→ INSTRUCTIONS FOR THE TASK
Filter the entries that follow, copying every line in which the word "value" appears.

*** Opening of EXERCISE MATERIALS ***

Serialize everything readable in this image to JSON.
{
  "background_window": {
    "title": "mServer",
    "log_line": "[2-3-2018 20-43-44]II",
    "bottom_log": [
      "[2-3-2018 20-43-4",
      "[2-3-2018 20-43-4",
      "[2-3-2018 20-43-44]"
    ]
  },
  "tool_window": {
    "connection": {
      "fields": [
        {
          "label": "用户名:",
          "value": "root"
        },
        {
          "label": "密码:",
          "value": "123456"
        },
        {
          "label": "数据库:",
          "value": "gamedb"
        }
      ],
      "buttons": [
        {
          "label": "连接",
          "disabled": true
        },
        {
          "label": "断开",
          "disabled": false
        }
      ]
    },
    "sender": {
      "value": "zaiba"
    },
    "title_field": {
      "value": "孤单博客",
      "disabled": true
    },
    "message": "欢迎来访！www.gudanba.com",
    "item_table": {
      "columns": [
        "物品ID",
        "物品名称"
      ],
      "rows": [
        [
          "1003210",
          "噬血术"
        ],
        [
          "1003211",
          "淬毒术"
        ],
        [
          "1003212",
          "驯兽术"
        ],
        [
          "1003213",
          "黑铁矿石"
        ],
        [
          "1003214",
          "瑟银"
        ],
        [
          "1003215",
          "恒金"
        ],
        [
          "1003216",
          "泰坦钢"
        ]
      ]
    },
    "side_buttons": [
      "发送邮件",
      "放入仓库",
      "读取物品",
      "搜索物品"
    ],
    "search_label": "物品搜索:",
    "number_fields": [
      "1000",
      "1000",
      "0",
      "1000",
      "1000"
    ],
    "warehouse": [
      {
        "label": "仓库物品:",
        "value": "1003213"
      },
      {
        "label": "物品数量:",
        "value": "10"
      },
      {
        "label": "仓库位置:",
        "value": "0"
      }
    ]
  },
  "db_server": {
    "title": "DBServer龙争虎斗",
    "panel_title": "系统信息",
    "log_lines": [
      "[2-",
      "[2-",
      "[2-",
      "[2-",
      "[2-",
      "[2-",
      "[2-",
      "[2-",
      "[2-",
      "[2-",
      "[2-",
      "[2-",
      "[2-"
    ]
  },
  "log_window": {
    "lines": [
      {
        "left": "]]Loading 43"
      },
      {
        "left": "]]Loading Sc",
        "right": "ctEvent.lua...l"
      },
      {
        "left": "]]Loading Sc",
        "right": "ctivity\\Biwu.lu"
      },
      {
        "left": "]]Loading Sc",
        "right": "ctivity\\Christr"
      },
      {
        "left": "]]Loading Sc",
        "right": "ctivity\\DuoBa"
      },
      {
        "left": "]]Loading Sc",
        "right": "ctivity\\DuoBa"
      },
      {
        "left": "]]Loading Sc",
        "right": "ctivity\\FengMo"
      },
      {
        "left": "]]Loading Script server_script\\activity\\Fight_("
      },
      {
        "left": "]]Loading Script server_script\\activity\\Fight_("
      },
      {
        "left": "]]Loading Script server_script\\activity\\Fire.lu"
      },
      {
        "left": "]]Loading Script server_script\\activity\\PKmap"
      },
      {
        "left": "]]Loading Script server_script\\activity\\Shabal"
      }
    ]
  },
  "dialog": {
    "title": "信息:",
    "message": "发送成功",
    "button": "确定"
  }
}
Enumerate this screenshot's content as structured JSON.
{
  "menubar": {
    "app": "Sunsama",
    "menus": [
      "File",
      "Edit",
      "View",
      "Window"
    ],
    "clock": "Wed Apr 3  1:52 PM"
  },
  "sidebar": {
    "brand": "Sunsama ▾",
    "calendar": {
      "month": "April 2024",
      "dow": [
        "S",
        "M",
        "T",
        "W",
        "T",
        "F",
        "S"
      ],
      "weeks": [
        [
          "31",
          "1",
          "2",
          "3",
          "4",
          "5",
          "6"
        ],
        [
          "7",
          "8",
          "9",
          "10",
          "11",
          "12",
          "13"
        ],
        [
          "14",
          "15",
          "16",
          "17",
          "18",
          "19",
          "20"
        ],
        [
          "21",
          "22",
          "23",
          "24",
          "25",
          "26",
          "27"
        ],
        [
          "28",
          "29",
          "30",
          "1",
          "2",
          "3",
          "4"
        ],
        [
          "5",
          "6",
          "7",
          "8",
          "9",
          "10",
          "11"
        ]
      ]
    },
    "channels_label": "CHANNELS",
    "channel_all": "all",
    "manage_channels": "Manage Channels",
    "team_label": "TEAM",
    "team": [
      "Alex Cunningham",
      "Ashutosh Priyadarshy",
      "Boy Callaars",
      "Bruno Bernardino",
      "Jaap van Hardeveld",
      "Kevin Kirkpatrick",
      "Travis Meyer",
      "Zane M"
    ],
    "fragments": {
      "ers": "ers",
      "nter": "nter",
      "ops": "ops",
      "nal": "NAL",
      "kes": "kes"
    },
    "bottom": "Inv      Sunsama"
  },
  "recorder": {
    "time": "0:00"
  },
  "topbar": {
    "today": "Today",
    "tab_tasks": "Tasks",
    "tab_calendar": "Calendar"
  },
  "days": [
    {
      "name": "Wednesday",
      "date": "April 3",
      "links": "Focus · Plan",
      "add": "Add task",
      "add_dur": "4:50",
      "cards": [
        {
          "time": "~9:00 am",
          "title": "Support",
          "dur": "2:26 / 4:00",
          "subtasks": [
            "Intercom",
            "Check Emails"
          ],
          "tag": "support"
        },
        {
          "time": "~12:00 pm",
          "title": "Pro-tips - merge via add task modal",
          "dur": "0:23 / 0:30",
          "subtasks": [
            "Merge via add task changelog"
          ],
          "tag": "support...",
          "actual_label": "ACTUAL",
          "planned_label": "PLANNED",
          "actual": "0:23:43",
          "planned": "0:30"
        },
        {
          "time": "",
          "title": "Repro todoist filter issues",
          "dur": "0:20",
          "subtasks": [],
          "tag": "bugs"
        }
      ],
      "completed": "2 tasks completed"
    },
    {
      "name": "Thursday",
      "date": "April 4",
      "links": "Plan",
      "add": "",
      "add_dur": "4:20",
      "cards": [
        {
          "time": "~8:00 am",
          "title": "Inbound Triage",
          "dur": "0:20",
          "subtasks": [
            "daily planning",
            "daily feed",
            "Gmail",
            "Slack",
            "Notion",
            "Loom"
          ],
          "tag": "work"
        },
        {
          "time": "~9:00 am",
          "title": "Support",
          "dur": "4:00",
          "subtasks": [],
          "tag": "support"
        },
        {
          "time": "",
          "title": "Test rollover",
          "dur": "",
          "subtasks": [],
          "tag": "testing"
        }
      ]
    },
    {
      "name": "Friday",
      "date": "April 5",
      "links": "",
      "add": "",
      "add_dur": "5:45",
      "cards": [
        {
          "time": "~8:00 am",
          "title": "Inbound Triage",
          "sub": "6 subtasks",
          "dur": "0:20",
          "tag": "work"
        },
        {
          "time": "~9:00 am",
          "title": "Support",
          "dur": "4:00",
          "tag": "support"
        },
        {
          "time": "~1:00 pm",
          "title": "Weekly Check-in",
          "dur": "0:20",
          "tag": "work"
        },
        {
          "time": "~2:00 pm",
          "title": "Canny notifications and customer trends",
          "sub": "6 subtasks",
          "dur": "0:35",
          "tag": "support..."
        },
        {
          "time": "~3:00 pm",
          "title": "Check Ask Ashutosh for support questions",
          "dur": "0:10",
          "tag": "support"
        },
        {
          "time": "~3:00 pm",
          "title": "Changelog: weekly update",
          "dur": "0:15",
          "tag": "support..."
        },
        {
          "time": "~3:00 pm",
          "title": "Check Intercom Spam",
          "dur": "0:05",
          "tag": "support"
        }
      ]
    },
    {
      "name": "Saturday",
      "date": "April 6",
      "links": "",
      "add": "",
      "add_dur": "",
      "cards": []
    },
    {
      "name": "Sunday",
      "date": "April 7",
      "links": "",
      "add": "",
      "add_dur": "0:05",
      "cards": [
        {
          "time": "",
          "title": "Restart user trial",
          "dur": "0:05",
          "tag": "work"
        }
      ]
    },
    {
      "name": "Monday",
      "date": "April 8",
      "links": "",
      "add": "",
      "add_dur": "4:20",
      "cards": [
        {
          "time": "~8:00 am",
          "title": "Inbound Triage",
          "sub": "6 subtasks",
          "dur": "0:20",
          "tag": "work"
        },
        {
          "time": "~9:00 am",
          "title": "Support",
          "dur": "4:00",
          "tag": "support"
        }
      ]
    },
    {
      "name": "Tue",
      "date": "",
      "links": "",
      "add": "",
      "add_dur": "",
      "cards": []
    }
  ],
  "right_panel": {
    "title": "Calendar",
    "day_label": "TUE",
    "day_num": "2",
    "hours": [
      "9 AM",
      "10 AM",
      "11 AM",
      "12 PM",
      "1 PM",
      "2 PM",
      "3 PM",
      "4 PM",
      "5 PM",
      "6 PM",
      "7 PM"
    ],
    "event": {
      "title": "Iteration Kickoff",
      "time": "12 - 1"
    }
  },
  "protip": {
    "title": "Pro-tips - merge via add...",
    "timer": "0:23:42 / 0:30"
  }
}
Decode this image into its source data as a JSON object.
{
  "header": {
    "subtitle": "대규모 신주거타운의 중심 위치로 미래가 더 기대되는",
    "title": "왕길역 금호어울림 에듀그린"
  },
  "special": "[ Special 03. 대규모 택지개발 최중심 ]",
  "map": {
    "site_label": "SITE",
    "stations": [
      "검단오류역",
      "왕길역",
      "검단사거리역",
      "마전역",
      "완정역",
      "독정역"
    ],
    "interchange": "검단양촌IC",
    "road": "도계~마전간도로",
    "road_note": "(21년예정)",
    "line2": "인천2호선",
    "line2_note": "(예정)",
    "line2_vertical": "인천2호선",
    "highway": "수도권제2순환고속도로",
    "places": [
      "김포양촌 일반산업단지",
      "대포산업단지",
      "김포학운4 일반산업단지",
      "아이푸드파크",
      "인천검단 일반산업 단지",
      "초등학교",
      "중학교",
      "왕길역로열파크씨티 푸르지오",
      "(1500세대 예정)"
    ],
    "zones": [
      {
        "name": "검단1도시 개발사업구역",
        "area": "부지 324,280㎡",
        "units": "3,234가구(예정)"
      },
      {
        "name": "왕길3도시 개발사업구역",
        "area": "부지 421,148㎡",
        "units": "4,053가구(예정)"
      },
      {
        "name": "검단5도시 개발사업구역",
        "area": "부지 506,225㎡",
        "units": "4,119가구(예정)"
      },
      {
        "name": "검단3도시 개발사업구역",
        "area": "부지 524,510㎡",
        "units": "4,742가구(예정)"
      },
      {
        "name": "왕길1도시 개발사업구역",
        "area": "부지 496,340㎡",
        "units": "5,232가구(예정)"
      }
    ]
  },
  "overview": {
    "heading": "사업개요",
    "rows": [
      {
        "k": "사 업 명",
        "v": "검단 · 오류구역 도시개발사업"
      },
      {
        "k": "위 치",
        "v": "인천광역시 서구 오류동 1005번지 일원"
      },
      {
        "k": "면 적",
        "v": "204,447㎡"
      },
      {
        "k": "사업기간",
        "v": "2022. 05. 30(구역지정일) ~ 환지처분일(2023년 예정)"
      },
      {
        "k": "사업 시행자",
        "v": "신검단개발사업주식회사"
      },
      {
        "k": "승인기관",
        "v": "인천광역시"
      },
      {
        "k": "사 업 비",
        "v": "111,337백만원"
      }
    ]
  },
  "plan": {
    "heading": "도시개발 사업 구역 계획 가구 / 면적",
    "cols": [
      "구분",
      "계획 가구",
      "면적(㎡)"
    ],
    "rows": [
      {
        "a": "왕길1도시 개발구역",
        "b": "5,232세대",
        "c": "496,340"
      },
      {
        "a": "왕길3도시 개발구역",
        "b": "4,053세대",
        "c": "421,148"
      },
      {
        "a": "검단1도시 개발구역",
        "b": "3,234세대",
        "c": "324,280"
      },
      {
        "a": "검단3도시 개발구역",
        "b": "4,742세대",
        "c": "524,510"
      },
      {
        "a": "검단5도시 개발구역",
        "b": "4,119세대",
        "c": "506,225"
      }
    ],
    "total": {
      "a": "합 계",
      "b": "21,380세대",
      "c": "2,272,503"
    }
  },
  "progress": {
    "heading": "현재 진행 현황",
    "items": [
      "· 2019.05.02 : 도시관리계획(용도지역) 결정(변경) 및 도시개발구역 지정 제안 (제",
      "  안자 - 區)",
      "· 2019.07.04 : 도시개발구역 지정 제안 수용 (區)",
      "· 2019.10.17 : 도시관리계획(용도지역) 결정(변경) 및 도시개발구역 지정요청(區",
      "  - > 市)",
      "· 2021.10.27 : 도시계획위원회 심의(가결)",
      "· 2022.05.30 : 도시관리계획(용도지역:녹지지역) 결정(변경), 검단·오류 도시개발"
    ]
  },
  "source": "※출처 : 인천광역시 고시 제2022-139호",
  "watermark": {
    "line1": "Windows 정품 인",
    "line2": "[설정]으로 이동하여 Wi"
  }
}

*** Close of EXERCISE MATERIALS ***

→ THE ANSWER
          "value": "root"
          "value": "123456"
          "value": "gamedb"
      "value": "zaiba"
      "value": "孤单博客",
        "value": "1003213"
        "value": "10"
        "value": "0"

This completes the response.